Back yard Breeders
The term “Back yard Breeder” has become more and more common these days as people are becoming more educated about the responsible acquisition of animals. Here is an excerpt from “No Puppy Mills Canada”:
The back yard breeder is the single greatest cause of pet overpopulation. Back yard breeders usually do not have bad intentions, but the results of back yard breeding are devastating.
The majority of homeless or abandoned dogs come from this category in many popular breeds and mixes, they are often destroyed in pounds. Most are sold locally through newspaper ads – the responsibility ends when the purchaser’s taillights disappear from sight.
Many back yard breeders do not have the knowledge to properly raise a healthy, socialized litter, or to help the new owner with any problems that might arise.
Back yard breeders may act on a desire to make extra money, or simply out of ignorance. Sometimes back yard breeders will breed so “their children can experience the miracle of birth”, or they mistakenly believe “every dog should have one litter.” They may think their dog is so cute, he/she would make wonderful puppies, with little or no thought for the homes to which their puppies will go. Other back yard breeders see how much money legitimate breeders charge for pups and figure they could make some “easy money” too. Or, a back yard breeder may have a completely unplanned litter by accident.
Back yard breeders usually bring two breeding animals together regardless of their quality. They are not interested in scientific breeding. Their aim is to fulfill a personal need or goal, not to improve the breed and bring excellent quality dogs to the world. Since breed excellence is generally unimportant, the breeding dogs generally will not have been tested for genetic and health problems.
Back yard breeders are not necessarily bad people, they often come from middle to upper income families, and their dogs can be well loved and kept.
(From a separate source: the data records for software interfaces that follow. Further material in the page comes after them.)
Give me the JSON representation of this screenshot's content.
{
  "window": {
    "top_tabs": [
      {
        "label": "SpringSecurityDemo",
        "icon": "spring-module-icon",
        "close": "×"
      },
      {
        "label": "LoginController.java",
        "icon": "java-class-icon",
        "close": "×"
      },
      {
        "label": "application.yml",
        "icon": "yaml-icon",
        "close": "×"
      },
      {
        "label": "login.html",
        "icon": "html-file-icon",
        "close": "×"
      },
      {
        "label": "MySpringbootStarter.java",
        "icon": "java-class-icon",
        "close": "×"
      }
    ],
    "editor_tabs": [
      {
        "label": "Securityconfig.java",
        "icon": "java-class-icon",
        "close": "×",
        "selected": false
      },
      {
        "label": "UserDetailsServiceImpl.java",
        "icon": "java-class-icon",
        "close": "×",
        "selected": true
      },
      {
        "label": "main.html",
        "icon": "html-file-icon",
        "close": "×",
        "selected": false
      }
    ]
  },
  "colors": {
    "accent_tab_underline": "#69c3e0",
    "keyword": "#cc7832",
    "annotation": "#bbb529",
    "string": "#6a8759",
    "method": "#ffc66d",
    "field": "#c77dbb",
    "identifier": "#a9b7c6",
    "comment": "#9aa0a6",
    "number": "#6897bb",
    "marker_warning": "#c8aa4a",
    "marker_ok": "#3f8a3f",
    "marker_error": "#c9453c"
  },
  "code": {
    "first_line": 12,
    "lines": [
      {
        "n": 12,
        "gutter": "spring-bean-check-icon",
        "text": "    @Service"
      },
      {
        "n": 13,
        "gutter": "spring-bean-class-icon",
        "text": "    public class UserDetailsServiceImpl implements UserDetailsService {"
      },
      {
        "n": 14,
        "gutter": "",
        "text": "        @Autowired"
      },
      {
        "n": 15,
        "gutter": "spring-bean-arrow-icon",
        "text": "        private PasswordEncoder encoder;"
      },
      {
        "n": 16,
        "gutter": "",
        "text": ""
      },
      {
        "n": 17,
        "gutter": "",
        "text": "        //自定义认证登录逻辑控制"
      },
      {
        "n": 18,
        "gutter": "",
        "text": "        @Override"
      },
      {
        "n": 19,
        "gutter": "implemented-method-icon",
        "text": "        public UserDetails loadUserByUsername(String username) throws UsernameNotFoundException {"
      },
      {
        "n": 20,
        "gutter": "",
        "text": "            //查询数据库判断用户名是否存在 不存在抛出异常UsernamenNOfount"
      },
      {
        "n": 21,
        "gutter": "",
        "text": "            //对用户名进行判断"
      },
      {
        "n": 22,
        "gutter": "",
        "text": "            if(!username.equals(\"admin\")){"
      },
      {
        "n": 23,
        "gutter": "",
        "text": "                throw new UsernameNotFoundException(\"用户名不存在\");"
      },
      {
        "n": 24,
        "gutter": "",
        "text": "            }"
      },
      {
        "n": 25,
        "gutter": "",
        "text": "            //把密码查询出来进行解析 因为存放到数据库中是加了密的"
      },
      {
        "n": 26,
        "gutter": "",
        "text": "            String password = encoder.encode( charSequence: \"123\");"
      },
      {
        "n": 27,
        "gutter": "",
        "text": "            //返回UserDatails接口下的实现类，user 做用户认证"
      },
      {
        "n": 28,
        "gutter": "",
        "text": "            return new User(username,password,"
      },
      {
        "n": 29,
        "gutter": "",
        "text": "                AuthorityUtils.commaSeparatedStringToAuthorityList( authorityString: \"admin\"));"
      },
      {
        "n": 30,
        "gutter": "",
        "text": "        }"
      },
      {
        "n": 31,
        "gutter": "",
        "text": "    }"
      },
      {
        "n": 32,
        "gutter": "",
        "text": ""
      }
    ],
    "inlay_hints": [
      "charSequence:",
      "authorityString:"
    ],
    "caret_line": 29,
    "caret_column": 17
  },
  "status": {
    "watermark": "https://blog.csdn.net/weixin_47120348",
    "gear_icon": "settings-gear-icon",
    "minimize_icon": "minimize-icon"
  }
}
However, getting a pup from a back yard breeder is a gamble:
- The parents likely have not been screened for health problems
- Puppies usually are not sold with contracts and no future support to the buyer
- The breeders are not in it for the long haul
- They will be working on new personal objectives in five years when your pet has a problem and you need help.
Although you might pay less for the breed of your choice from a back yard breeder, it’s almost a given that in the long run, you’ll pay a good deal more in vet bills and perhaps emotional bills (if the dog has to be euthanized due to a health or temperament problem), than you would from a reputable breeder.
Many people are not sure what actually constitutes a “puppy mill”. Here is the definition from “No Puppy Mills Canada”:
“The term “Puppy Mill” generally refers to a high-volume, sub-standard dog-breeding operation, which sells purebred or mixed breed dogs, directly or indirectly to unsuspecting buyers. Some of the characteristics common to puppy mills are:
- Sub-standard health and/or environmental issues
- Sub-standard animal care, treatment and/or socialization
- Sub-standard breeding practices which lead to genetic defects or hereditary disorders
- Erroneous or falsified certificates of registration, pedigrees and/or genetic background
Note: These conditions may also exist in small volume or single breed establishments.
They sell primarily to retail pet shops (usually via a broker), but occasionally sell directly to individual consumers. Dogs are bred solely for profit, with no concern for their physical health or psychological well-being – most are disease-ridden; all are force-bred continuously. They often use “Kennels” or “Farms” in its business name. Dogs’ and puppies’ are usually in squalid living conditions and are off-limits to the public.
Backyard Breeders are much more common.
For more information, please go to No Puppy Mills Canada.